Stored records

------

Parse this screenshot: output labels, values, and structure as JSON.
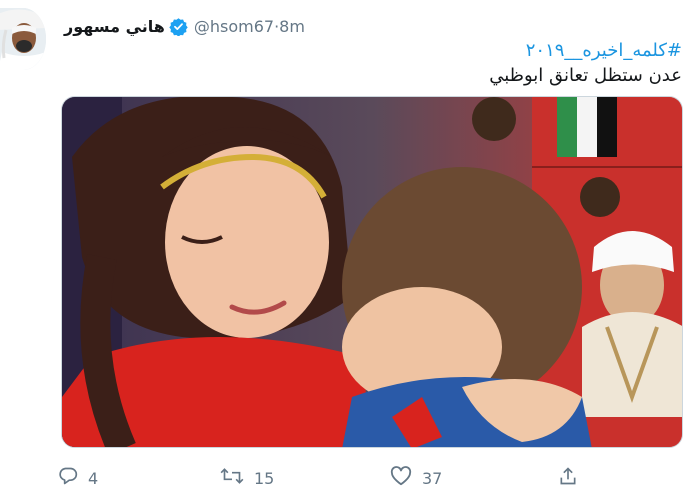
{
  "author": {
    "name": "هاني مسهور",
    "handle": "@hsom67",
    "separator": " · ",
    "time": "8m"
  },
  "tweet": {
    "hashtag": "#كلمه_اخيره__٢٠١٩",
    "text": "عدن ستظل تعانق ابوظبي"
  },
  "icons": {
    "avatar": "avatar",
    "verified": "verified-badge-icon",
    "reply": "reply-icon",
    "retweet": "retweet-icon",
    "like": "heart-icon",
    "share": "share-icon"
  },
  "stats": {
    "replies": "4",
    "retweets": "15",
    "likes": "37"
  },
  "colors": {
    "accent": "#1b95e0",
    "muted": "#657786"
  }
}
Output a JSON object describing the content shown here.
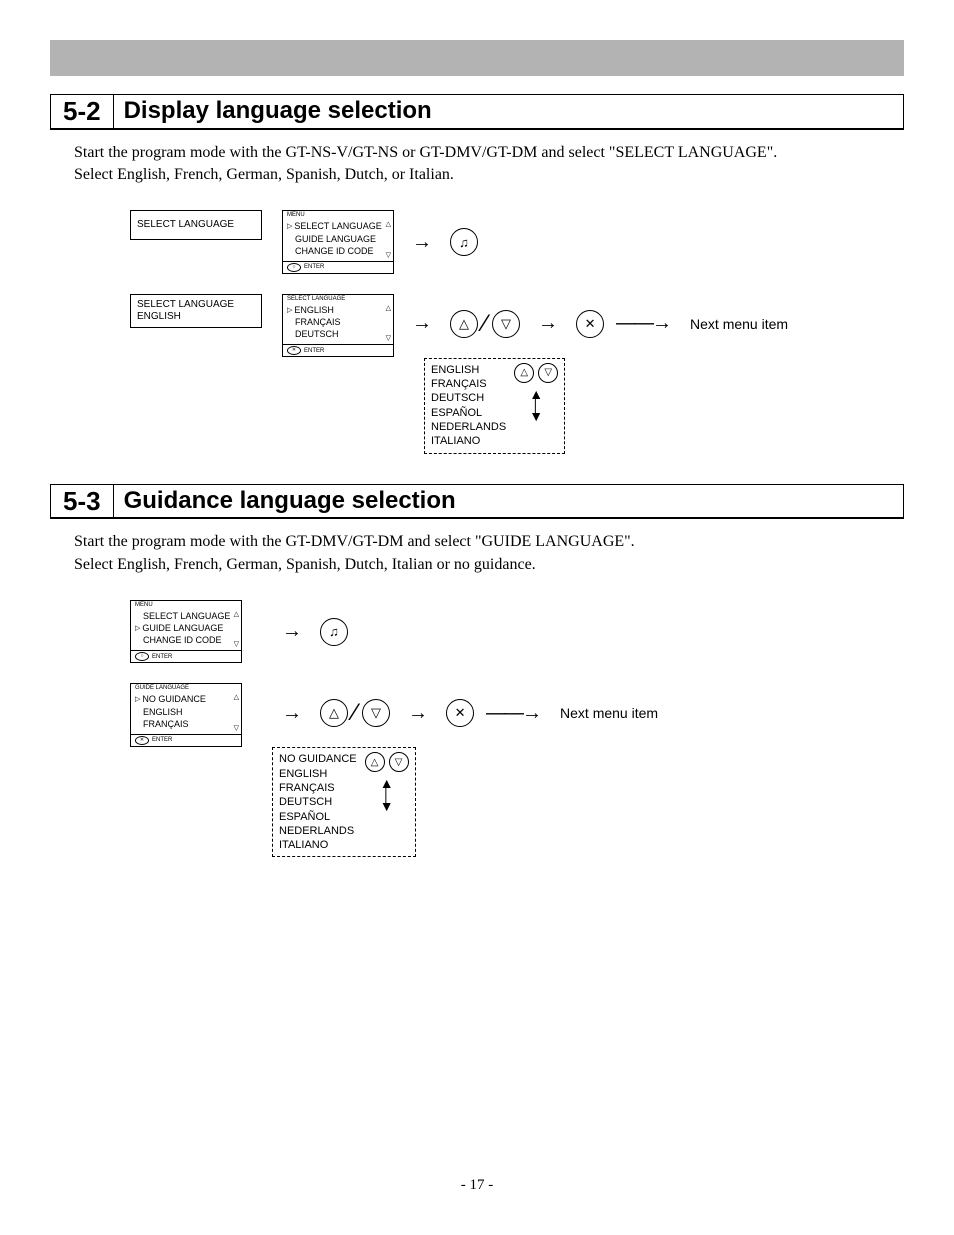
{
  "sections": {
    "s52": {
      "num": "5-2",
      "title": "Display language selection",
      "intro_l1": "Start the program mode with the GT-NS-V/GT-NS or GT-DMV/GT-DM and select \"SELECT LANGUAGE\".",
      "intro_l2": "Select English, French, German, Spanish, Dutch, or Italian.",
      "row1_label": "SELECT LANGUAGE",
      "row1_screen_header": "MENU",
      "row1_screen_items": [
        "SELECT LANGUAGE",
        "GUIDE LANGUAGE",
        "CHANGE ID CODE"
      ],
      "row1_screen_footer_sym": "○",
      "row1_screen_footer": "ENTER",
      "row2_label_l1": "SELECT LANGUAGE",
      "row2_label_l2": "ENGLISH",
      "row2_screen_header": "SELECT LANGUAGE",
      "row2_screen_items": [
        "ENGLISH",
        "FRANÇAIS",
        "DEUTSCH"
      ],
      "row2_screen_footer_sym": "✕",
      "row2_screen_footer": "ENTER",
      "next_label": "Next menu item",
      "options_list": [
        "ENGLISH",
        "FRANÇAIS",
        "DEUTSCH",
        "ESPAÑOL",
        "NEDERLANDS",
        "ITALIANO"
      ]
    },
    "s53": {
      "num": "5-3",
      "title": "Guidance language selection",
      "intro_l1": "Start the program mode with the GT-DMV/GT-DM and select \"GUIDE LANGUAGE\".",
      "intro_l2": "Select English, French, German, Spanish, Dutch, Italian or no guidance.",
      "row1_screen_header": "MENU",
      "row1_screen_items": [
        "SELECT LANGUAGE",
        "GUIDE LANGUAGE",
        "CHANGE ID CODE"
      ],
      "row1_screen_footer_sym": "○",
      "row1_screen_footer": "ENTER",
      "row2_screen_header": "GUIDE LANGUAGE",
      "row2_screen_items": [
        "NO GUIDANCE",
        "ENGLISH",
        "FRANÇAIS"
      ],
      "row2_screen_footer_sym": "✕",
      "row2_screen_footer": "ENTER",
      "next_label": "Next menu item",
      "options_list": [
        "NO GUIDANCE",
        "ENGLISH",
        "FRANÇAIS",
        "DEUTSCH",
        "ESPAÑOL",
        "NEDERLANDS",
        "ITALIANO"
      ]
    }
  },
  "icons": {
    "bell": "♫",
    "tri_up": "△",
    "tri_dn": "▽",
    "x": "✕"
  },
  "page_number": "- 17 -"
}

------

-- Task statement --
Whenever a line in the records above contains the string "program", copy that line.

-- Answer for the task --
      "intro_l1": "Start the program mode with the GT-NS-V/GT-NS or GT-DMV/GT-DM and select \"SELECT LANGUAGE\".",
      "intro_l1": "Start the program mode with the GT-DMV/GT-DM and select \"GUIDE LANGUAGE\".",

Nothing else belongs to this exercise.